Are animals aware of their reflection?
Are animals aware of their reflection?
The mirror test for animal self-awareness reflects the limits of human cognition. When you look in the mirror, you see yourself. That puts you in the company of animals like dolphins, elephants, chimpanzees, and magpies, all of whom have shown the ability to recognize their own reflections.
Which animals recognize their reflection?
This makes horses the only animals besides primates found to be generally capable of self-recognition in a mirror, says Paolo Baragli at the University of Pisa in Italy. Self-recognition has previously been detected in a few other species, such as elephants, bottlenose dolphins, magpies and a small fish …
Do cats understand their reflection?
For nearly half a century, scientists have studied the concept of self-recognition in animals, including cat self-awareness. As explained by Popular Science, cats actually don’t recognize themselves in the mirror, despite what you see in those cute cat videos or in your own home.
Do pets understand mirrors?

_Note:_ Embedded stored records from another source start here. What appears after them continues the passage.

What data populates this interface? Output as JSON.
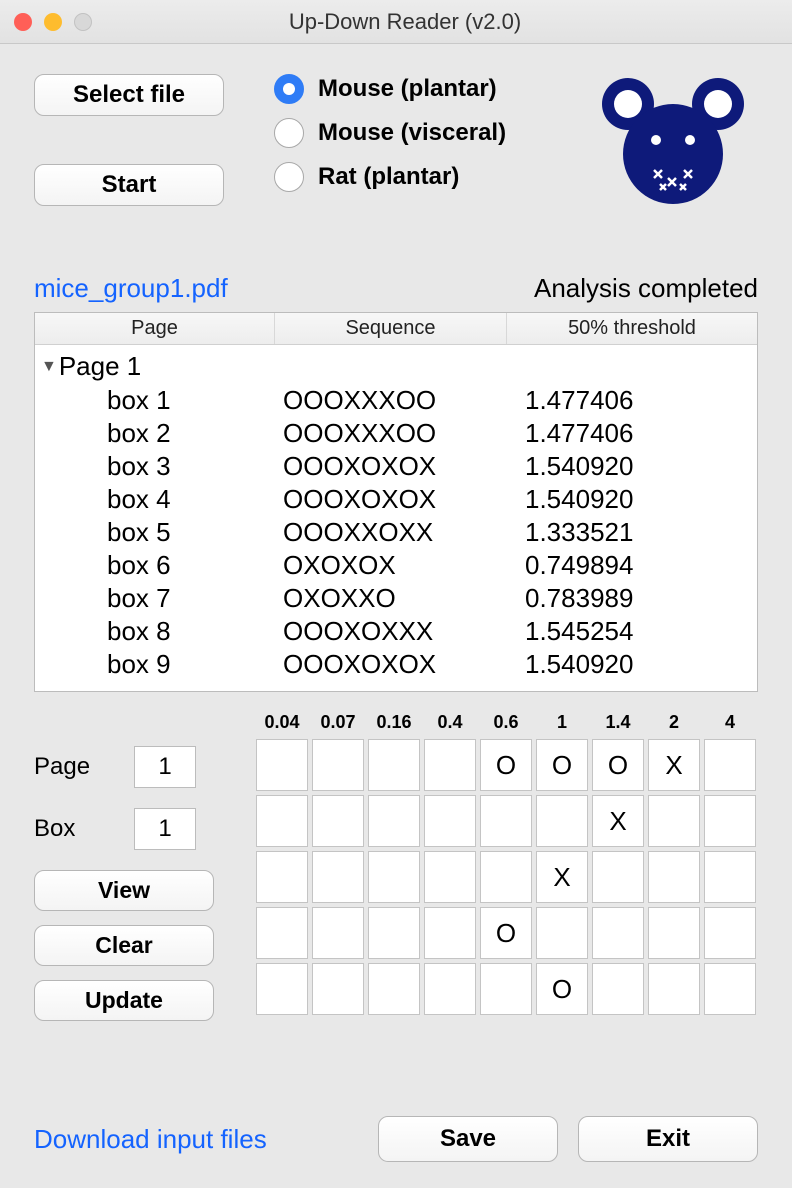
{
  "window": {
    "title": "Up-Down Reader (v2.0)"
  },
  "buttons": {
    "select_file": "Select file",
    "start": "Start",
    "view": "View",
    "clear": "Clear",
    "update": "Update",
    "save": "Save",
    "exit": "Exit"
  },
  "radios": {
    "mouse_plantar": "Mouse (plantar)",
    "mouse_visceral": "Mouse (visceral)",
    "rat_plantar": "Rat (plantar)",
    "selected": "mouse_plantar"
  },
  "file": {
    "name": "mice_group1.pdf",
    "status": "Analysis completed"
  },
  "table": {
    "headers": {
      "page": "Page",
      "sequence": "Sequence",
      "threshold": "50% threshold"
    },
    "group": "Page 1",
    "rows": [
      {
        "page": "box 1",
        "seq": "OOOXXXOO",
        "thr": "1.477406"
      },
      {
        "page": "box 2",
        "seq": "OOOXXXOO",
        "thr": "1.477406"
      },
      {
        "page": "box 3",
        "seq": "OOOXOXOX",
        "thr": "1.540920"
      },
      {
        "page": "box 4",
        "seq": "OOOXOXOX",
        "thr": "1.540920"
      },
      {
        "page": "box 5",
        "seq": "OOOXXOXX",
        "thr": "1.333521"
      },
      {
        "page": "box 6",
        "seq": "OXOXOX",
        "thr": "0.749894"
      },
      {
        "page": "box 7",
        "seq": "OXOXXO",
        "thr": "0.783989"
      },
      {
        "page": "box 8",
        "seq": "OOOXOXXX",
        "thr": "1.545254"
      },
      {
        "page": "box 9",
        "seq": "OOOXOXOX",
        "thr": "1.540920"
      }
    ]
  },
  "inputs": {
    "page_label": "Page",
    "page_value": "1",
    "box_label": "Box",
    "box_value": "1"
  },
  "grid": {
    "headers": [
      "0.04",
      "0.07",
      "0.16",
      "0.4",
      "0.6",
      "1",
      "1.4",
      "2",
      "4"
    ],
    "cells": [
      [
        "",
        "",
        "",
        "",
        "O",
        "O",
        "O",
        "X",
        ""
      ],
      [
        "",
        "",
        "",
        "",
        "",
        "",
        "X",
        "",
        ""
      ],
      [
        "",
        "",
        "",
        "",
        "",
        "X",
        "",
        "",
        ""
      ],
      [
        "",
        "",
        "",
        "",
        "O",
        "",
        "",
        "",
        ""
      ],
      [
        "",
        "",
        "",
        "",
        "",
        "O",
        "",
        "",
        ""
      ]
    ]
  },
  "footer": {
    "download": "Download input files"
  }
}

For one, though dogs can recognize other animals or dogs in mirrors, they can’t see themselves. It’s not too surprising: Dogs evolved to communicate through scent, and smell is “more important for dogs than a visual recognition of ‘self,'” Stelow noted.
Do animals know they exist?

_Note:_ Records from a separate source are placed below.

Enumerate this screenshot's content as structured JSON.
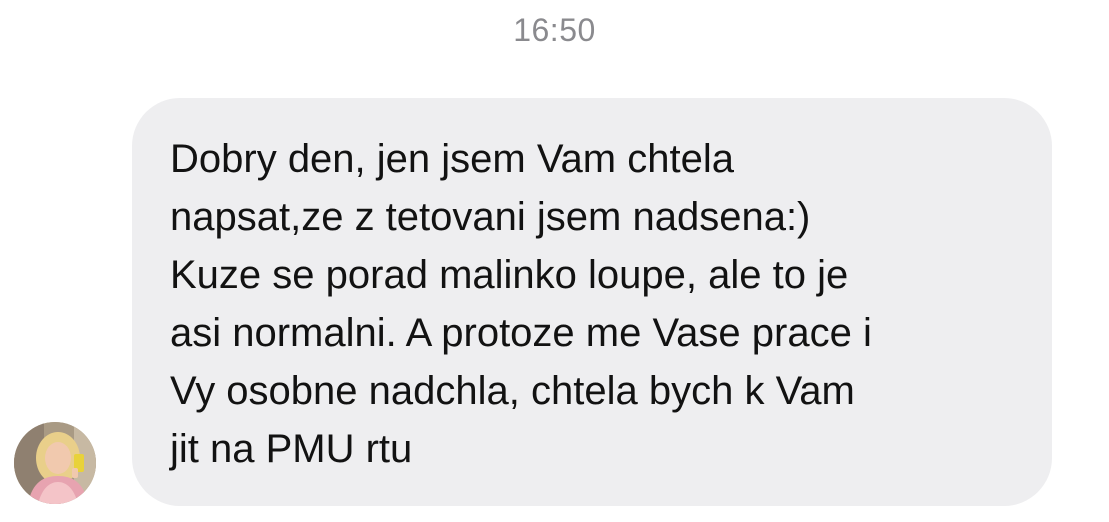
{
  "chat": {
    "timestamp": "16:50",
    "messages": [
      {
        "direction": "incoming",
        "text": "Dobry den, jen jsem Vam chtela\nnapsat,ze z tetovani jsem nadsena:)\nKuze se porad malinko loupe, ale to je\nasi normalni. A protoze me Vase prace i\nVy osobne nadchla, chtela bych k Vam\njit na PMU rtu"
      }
    ],
    "sender": {
      "avatar_icon": "user-photo-avatar"
    }
  },
  "colors": {
    "bubble_background": "#eeeef0",
    "timestamp_text": "#8a8a8e",
    "message_text": "#121212"
  }
}
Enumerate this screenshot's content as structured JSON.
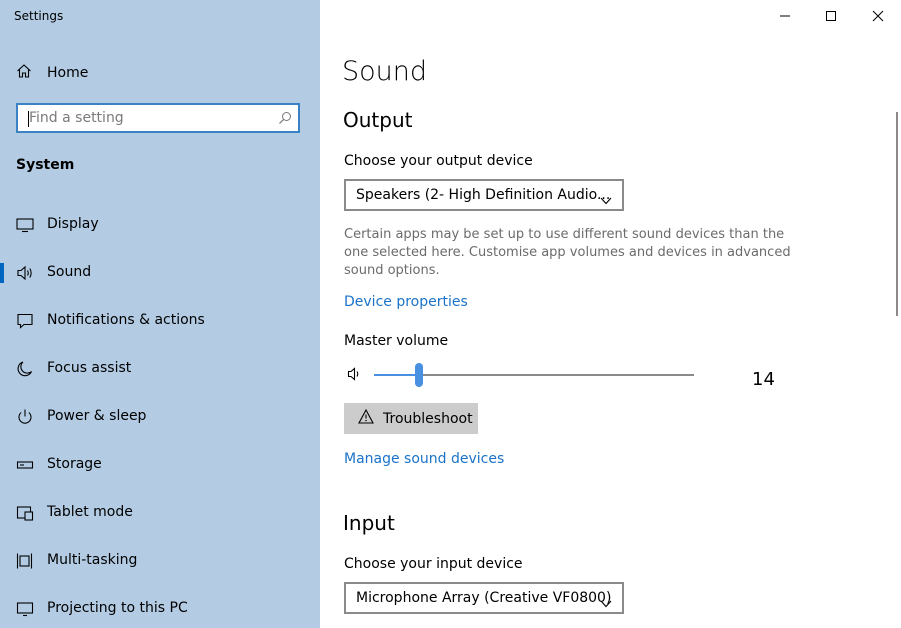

Over the past 30 years, many studies have found evidence that animals recognise themselves in mirrors. Self-awareness by this criterion has been reported for: Land mammals: apes (chimpanzees, bonobos, orangutans and gorillas) and elephants. Cetaceans: bottlenose dolphins, killer whales and possibly false killer whales.

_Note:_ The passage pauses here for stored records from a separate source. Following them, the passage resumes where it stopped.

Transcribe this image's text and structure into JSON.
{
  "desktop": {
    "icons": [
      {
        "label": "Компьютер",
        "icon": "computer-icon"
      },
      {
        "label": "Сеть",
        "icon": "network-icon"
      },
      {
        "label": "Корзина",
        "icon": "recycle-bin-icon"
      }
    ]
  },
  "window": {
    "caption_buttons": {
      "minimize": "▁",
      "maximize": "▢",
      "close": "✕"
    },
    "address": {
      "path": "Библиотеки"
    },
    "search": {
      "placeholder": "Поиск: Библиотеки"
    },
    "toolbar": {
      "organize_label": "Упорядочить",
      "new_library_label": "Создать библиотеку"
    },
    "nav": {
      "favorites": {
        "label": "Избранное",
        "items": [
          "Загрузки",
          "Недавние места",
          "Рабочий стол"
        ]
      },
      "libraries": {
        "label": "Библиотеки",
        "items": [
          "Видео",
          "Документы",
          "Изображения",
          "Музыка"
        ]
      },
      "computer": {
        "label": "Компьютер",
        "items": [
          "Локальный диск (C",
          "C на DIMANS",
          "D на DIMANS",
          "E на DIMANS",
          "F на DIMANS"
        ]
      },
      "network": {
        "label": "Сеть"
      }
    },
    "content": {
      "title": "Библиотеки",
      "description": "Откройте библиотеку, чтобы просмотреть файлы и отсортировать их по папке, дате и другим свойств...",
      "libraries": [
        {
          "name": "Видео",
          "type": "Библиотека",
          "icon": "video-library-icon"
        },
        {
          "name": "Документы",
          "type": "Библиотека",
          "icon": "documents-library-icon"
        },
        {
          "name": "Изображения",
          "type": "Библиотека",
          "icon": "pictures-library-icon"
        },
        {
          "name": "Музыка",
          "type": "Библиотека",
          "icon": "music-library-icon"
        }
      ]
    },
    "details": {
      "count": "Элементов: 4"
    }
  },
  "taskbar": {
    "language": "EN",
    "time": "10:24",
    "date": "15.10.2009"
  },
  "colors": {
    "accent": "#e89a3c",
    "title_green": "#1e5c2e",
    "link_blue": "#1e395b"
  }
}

What do animals think when they see their reflection?
Initially, they may think the image is another animal, or they will examine the mirror by looking behind it or under it. After that stage, some animals start to test the mirror by doing repetitive and unusual behaviors. “I think that’s where the light bulb goes on,” says Reiss.
Can dogs recognize themselves in a mirror?
The behavior of the dogs in both experiments supports the idea that dogs can recognize their own odor as being from “themselves.” Dogs may not recognize themselves visually in a mirror, but by changing the self-recognition test to a sense that dogs rely on more strongly, their sense of smell, it looks like they pass …
Is it bad to kiss your cat?
“It’s ok [to kiss your cat] as long as both owner and cat are medically healthy and the cat is well socialised and used to this level of contact from you,” said Nicky Trevorrow, behaviour manager at Cats Protection. Another area to avoid is the stomach as many cats don’t like being touched there, she added.
What do dogs see us as?
Dogs see their people as family, and the feeling seems to be mutual. Dogs do view their people as family. Cognition scientists at Emory University placed dogs in an MRI machine and scanned their brains while presenting them with different odors.
How are animals able to recognize their reflection?
Initially, they may think the image is another animal, or they will examine the mirror by looking behind it or under it. After that stage, some animals start to test the mirror by doing repetitive and unusual behaviors.
Can animals see themselves in a mirror?
Humans are typically 18 months old before they are able to recognize themselves in the mirror. Among animals, currently only higher primates, dolphins, orcas, elephants and, surprisingly, European magpies are known to recognize that what they see in a mirror is a reflection of themselves.
What does a cat see in the mirror?
When a young cat or dog first sees his image in the mirror, he often reacts as if a strange animal suddenly appeared. But when the image doesn’t pass the “sniff test,” the pet generally decides to ignore it for good. Animals do recognize their own urine smell, however, as anyone who has ever walked a male dog knows.
How does an animal react to a mirror?
No such test had been done before, even though people had long observed animals interacting with mirrors. Most species tend to treat a mirror image as a stranger to be courted or attacked, says Gallup, who notes that “parakeets will literally interact with themselves in mirrors as though they were seeing another parakeet for their entire lives.”